Some intrigue surrounded the recent discovery of a well-preserved Israelite proto-Aeolic capital when the tour guide who stumbled across it reported that the authorities told him to keep silent about it, ostensibly for political reasons. For the background and photos, see this report from last April.
This week a story in Arutz-7 claims that the secret location will be revealed next Friday. The article begins:
The location of a major archaeological find that was kept secret until now will be revealed to the public on Friday, next week. The find is being touted as a royal castle that could have belonged to Israel’s most celebrated king – the Bible’s King David.

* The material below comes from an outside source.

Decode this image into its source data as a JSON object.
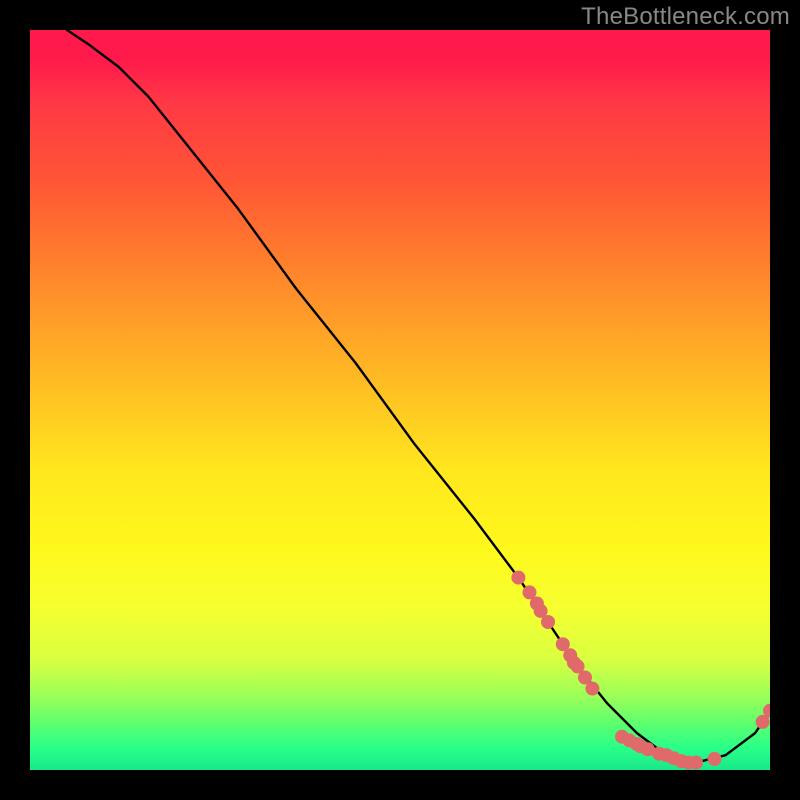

There are several problems with this sensational report: (1) this type of architecture in Judah dates to several centuries after the time of David; (2) the impressive proto-Aeolic capital is in a water system and evidence of a palace is so far lacking; (3) the location has already been published in D. Ein-Mor and Z. Ron, “An Iron Age Royal Tunnel Spring in the Region of Nahal Rephaim,” in G. Stiebel et al., eds., New Studies in the Archaeology of Jerusalem and its Region, 2013. An abbreviated version is available online in Hadashot Arkheologiyot. (This reference comes from Zachi Dvira, via Joseph Lauer.)
It is possible that by overreaching in claims, the media may obscure the true significance of this discovery. Rather than speak of palaces and David, the comparison should rather be made with Hezekiah’s Tunnel.
(1) Both of these tunnels are water systems that bring water from a spring to a storage pool. (2) These are two of the longest underground water channels in the Judean hills, with Hezekiah’s Tunnel running 1,750 feet and the new one at ‘Ain Joweizeh running about 700 feet. (3) Both date to about the 8th century BC, with the date of the ‘Ain Joweizeh tunnel coming from a comparative analysis of other proto-Aeolic capitals found in Judah and Jordan. (4) Both seem to have royal connections, with the Siloam Inscription in Jerusalem and the royal architecture at ‘Ain Joweizeh.
What was the purpose of the ‘Ain Joweizeh tunnel? The excavators suggest that it may have been connected to “an estate or royal palace similar to Ramat Rahel here during the eighth–seventh centuries BCE; another possibility is a settlement from this period that is mostly buried beneath the farming terraces covering the ravine.” Presumably significant features are not visible on the surface and the excavators did not have the time to begin a large-scale excavation of the area. The proximity of the site to the security wall may complicate present or future attempts at excavation.
The site is located 5.5 miles (9 km) southwest of the Old City of Jerusalem, 3.5 miles (5.5 km) northwest of Bethlehem, and just down the slope to the west of Har Gilo. The map below shows the site circled in red.
Map from the Survey of Western Palestine (1881)
Screenshot from Google Earth
Image from Hadashot Arkheologiyot
Image from Hadashot Arkheologiyot
Another image showing the inside of the tunnel itself is posted at Maariv. (HT: Joseph Lauer)
3 thoughts on “Royal Water System Excavated in Judean Hills”
Thanks for pointing out to your readers that the Hadashot report has been published nearly six months ago!
Can you explain why so many articles are calling Ain Joweizah the longest tunnel ever found in Jerusalem when you say in your article above that the Hezekiah Tunnel is 1,750 feet long, which is more than twice the length of Ain Joweizah?
For example read the following article:
And here is the same article with pictures of the tunnels: http://archaeologynewsnetwork.blogspot.com/2014/01/more-on-ancient-water-tunnel-found-in.html
Which is the longer tunnel marked in blue in that article?
The article even calls it the longest tunnel in all of Israel, not just Jerusalem: "The longest water tunnel ever discovered in Israel is being excavated in Jerusalem, near the train station in the southern part of the city."
Is it semantics about what "kind of tunnel it is? Hezekiah's tunnel was for water as well though from a spring outside of the city wasn't it? Any clarification to this confusion?
The source of the claim is the IAA publication: "the longest tunnel spring in the country (overall length 215–220 m)." That same article briefly references Hezekiah's Tunnel, so the authors are not ignorant of it. Hezekiah's Tunnel brings water from a spring, so it is not clear to me if there is an intended distinction or if they simply don't know how long Hezekiah's Tunnel is (533 m).